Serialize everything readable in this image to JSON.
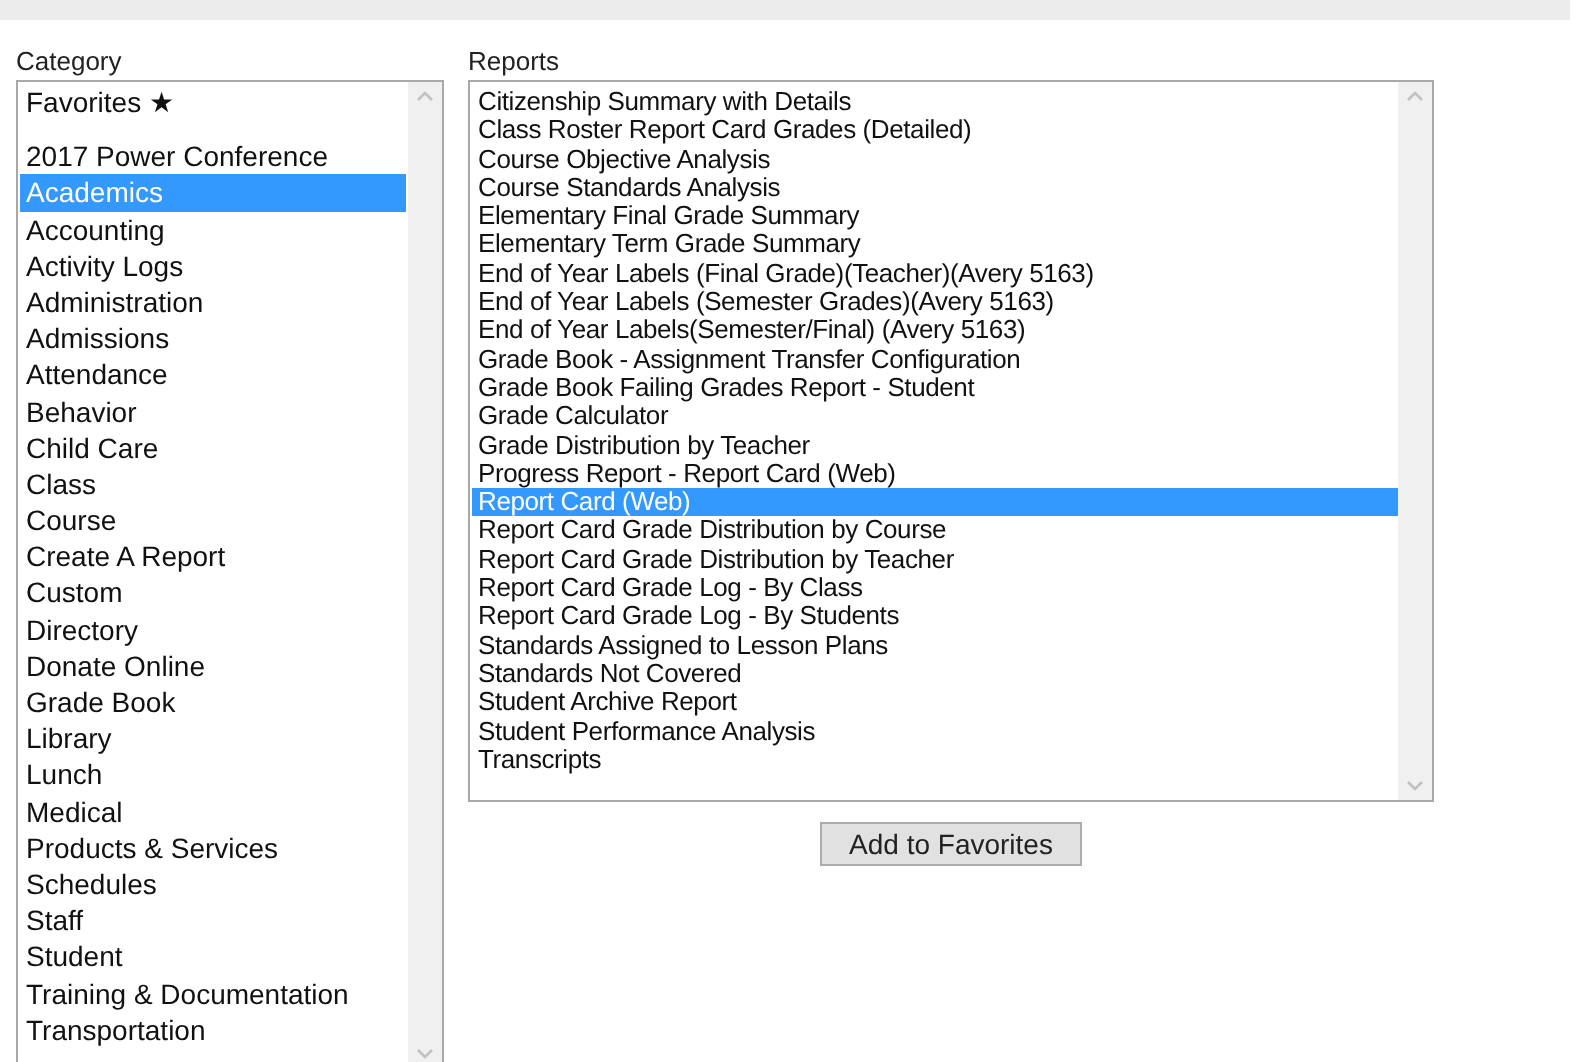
{
  "category": {
    "label": "Category",
    "items": [
      {
        "kind": "favorites",
        "label": "Favorites ★",
        "selected": false
      },
      {
        "kind": "item",
        "label": "2017 Power Conference",
        "selected": false
      },
      {
        "kind": "item",
        "label": "Academics",
        "selected": true
      },
      {
        "kind": "item",
        "label": "Accounting",
        "selected": false
      },
      {
        "kind": "item",
        "label": "Activity Logs",
        "selected": false
      },
      {
        "kind": "item",
        "label": "Administration",
        "selected": false
      },
      {
        "kind": "item",
        "label": "Admissions",
        "selected": false
      },
      {
        "kind": "item",
        "label": "Attendance",
        "selected": false
      },
      {
        "kind": "item",
        "label": "Behavior",
        "selected": false
      },
      {
        "kind": "item",
        "label": "Child Care",
        "selected": false
      },
      {
        "kind": "item",
        "label": "Class",
        "selected": false
      },
      {
        "kind": "item",
        "label": "Course",
        "selected": false
      },
      {
        "kind": "item",
        "label": "Create A Report",
        "selected": false
      },
      {
        "kind": "item",
        "label": "Custom",
        "selected": false
      },
      {
        "kind": "item",
        "label": "Directory",
        "selected": false
      },
      {
        "kind": "item",
        "label": "Donate Online",
        "selected": false
      },
      {
        "kind": "item",
        "label": "Grade Book",
        "selected": false
      },
      {
        "kind": "item",
        "label": "Library",
        "selected": false
      },
      {
        "kind": "item",
        "label": "Lunch",
        "selected": false
      },
      {
        "kind": "item",
        "label": "Medical",
        "selected": false
      },
      {
        "kind": "item",
        "label": "Products & Services",
        "selected": false
      },
      {
        "kind": "item",
        "label": "Schedules",
        "selected": false
      },
      {
        "kind": "item",
        "label": "Staff",
        "selected": false
      },
      {
        "kind": "item",
        "label": "Student",
        "selected": false
      },
      {
        "kind": "item",
        "label": "Training & Documentation",
        "selected": false
      },
      {
        "kind": "item",
        "label": "Transportation",
        "selected": false
      }
    ]
  },
  "reports": {
    "label": "Reports",
    "items": [
      {
        "label": "Citizenship Summary with Details",
        "selected": false
      },
      {
        "label": "Class Roster Report Card Grades (Detailed)",
        "selected": false
      },
      {
        "label": "Course Objective Analysis",
        "selected": false
      },
      {
        "label": "Course Standards Analysis",
        "selected": false
      },
      {
        "label": "Elementary Final Grade Summary",
        "selected": false
      },
      {
        "label": "Elementary Term Grade Summary",
        "selected": false
      },
      {
        "label": "End of Year Labels (Final Grade)(Teacher)(Avery 5163)",
        "selected": false
      },
      {
        "label": "End of Year Labels (Semester Grades)(Avery 5163)",
        "selected": false
      },
      {
        "label": "End of Year Labels(Semester/Final) (Avery 5163)",
        "selected": false
      },
      {
        "label": "Grade Book - Assignment Transfer Configuration",
        "selected": false
      },
      {
        "label": "Grade Book Failing Grades Report - Student",
        "selected": false
      },
      {
        "label": "Grade Calculator",
        "selected": false
      },
      {
        "label": "Grade Distribution by Teacher",
        "selected": false
      },
      {
        "label": "Progress Report - Report Card (Web)",
        "selected": false
      },
      {
        "label": "Report Card (Web)",
        "selected": true
      },
      {
        "label": "Report Card Grade Distribution by Course",
        "selected": false
      },
      {
        "label": "Report Card Grade Distribution by Teacher",
        "selected": false
      },
      {
        "label": "Report Card Grade Log - By Class",
        "selected": false
      },
      {
        "label": "Report Card Grade Log - By Students",
        "selected": false
      },
      {
        "label": "Standards Assigned to Lesson Plans",
        "selected": false
      },
      {
        "label": "Standards Not Covered",
        "selected": false
      },
      {
        "label": "Student Archive Report",
        "selected": false
      },
      {
        "label": "Student Performance Analysis",
        "selected": false
      },
      {
        "label": "Transcripts",
        "selected": false
      }
    ]
  },
  "button": "Add to Favorites"
}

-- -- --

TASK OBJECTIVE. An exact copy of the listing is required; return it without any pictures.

TASK SOLUTION.
Serialize everything readable in this image to JSON.
{
  "category": {
    "label": "Category",
    "items": [
      {
        "kind": "favorites",
        "label": "Favorites ★",
        "selected": false
      },
      {
        "kind": "item",
        "label": "2017 Power Conference",
        "selected": false
      },
      {
        "kind": "item",
        "label": "Academics",
        "selected": true
      },
      {
        "kind": "item",
        "label": "Accounting",
        "selected": false
      },
      {
        "kind": "item",
        "label": "Activity Logs",
        "selected": false
      },
      {
        "kind": "item",
        "label": "Administration",
        "selected": false
      },
      {
        "kind": "item",
        "label": "Admissions",
        "selected": false
      },
      {
        "kind": "item",
        "label": "Attendance",
        "selected": false
      },
      {
        "kind": "item",
        "label": "Behavior",
        "selected": false
      },
      {
        "kind": "item",
        "label": "Child Care",
        "selected": false
      },
      {
        "kind": "item",
        "label": "Class",
        "selected": false
      },
      {
        "kind": "item",
        "label": "Course",
        "selected": false
      },
      {
        "kind": "item",
        "label": "Create A Report",
        "selected": false
      },
      {
        "kind": "item",
        "label": "Custom",
        "selected": false
      },
      {
        "kind": "item",
        "label": "Directory",
        "selected": false
      },
      {
        "kind": "item",
        "label": "Donate Online",
        "selected": false
      },
      {
        "kind": "item",
        "label": "Grade Book",
        "selected": false
      },
      {
        "kind": "item",
        "label": "Library",
        "selected": false
      },
      {
        "kind": "item",
        "label": "Lunch",
        "selected": false
      },
      {
        "kind": "item",
        "label": "Medical",
        "selected": false
      },
      {
        "kind": "item",
        "label": "Products & Services",
        "selected": false
      },
      {
        "kind": "item",
        "label": "Schedules",
        "selected": false
      },
      {
        "kind": "item",
        "label": "Staff",
        "selected": false
      },
      {
        "kind": "item",
        "label": "Student",
        "selected": false
      },
      {
        "kind": "item",
        "label": "Training & Documentation",
        "selected": false
      },
      {
        "kind": "item",
        "label": "Transportation",
        "selected": false
      }
    ]
  },
  "reports": {
    "label": "Reports",
    "items": [
      {
        "label": "Citizenship Summary with Details",
        "selected": false
      },
      {
        "label": "Class Roster Report Card Grades (Detailed)",
        "selected": false
      },
      {
        "label": "Course Objective Analysis",
        "selected": false
      },
      {
        "label": "Course Standards Analysis",
        "selected": false
      },
      {
        "label": "Elementary Final Grade Summary",
        "selected": false
      },
      {
        "label": "Elementary Term Grade Summary",
        "selected": false
      },
      {
        "label": "End of Year Labels (Final Grade)(Teacher)(Avery 5163)",
        "selected": false
      },
      {
        "label": "End of Year Labels (Semester Grades)(Avery 5163)",
        "selected": false
      },
      {
        "label": "End of Year Labels(Semester/Final) (Avery 5163)",
        "selected": false
      },
      {
        "label": "Grade Book - Assignment Transfer Configuration",
        "selected": false
      },
      {
        "label": "Grade Book Failing Grades Report - Student",
        "selected": false
      },
      {
        "label": "Grade Calculator",
        "selected": false
      },
      {
        "label": "Grade Distribution by Teacher",
        "selected": false
      },
      {
        "label": "Progress Report - Report Card (Web)",
        "selected": false
      },
      {
        "label": "Report Card (Web)",
        "selected": true
      },
      {
        "label": "Report Card Grade Distribution by Course",
        "selected": false
      },
      {
        "label": "Report Card Grade Distribution by Teacher",
        "selected": false
      },
      {
        "label": "Report Card Grade Log - By Class",
        "selected": false
      },
      {
        "label": "Report Card Grade Log - By Students",
        "selected": false
      },
      {
        "label": "Standards Assigned to Lesson Plans",
        "selected": false
      },
      {
        "label": "Standards Not Covered",
        "selected": false
      },
      {
        "label": "Student Archive Report",
        "selected": false
      },
      {
        "label": "Student Performance Analysis",
        "selected": false
      },
      {
        "label": "Transcripts",
        "selected": false
      }
    ]
  },
  "button": "Add to Favorites"
}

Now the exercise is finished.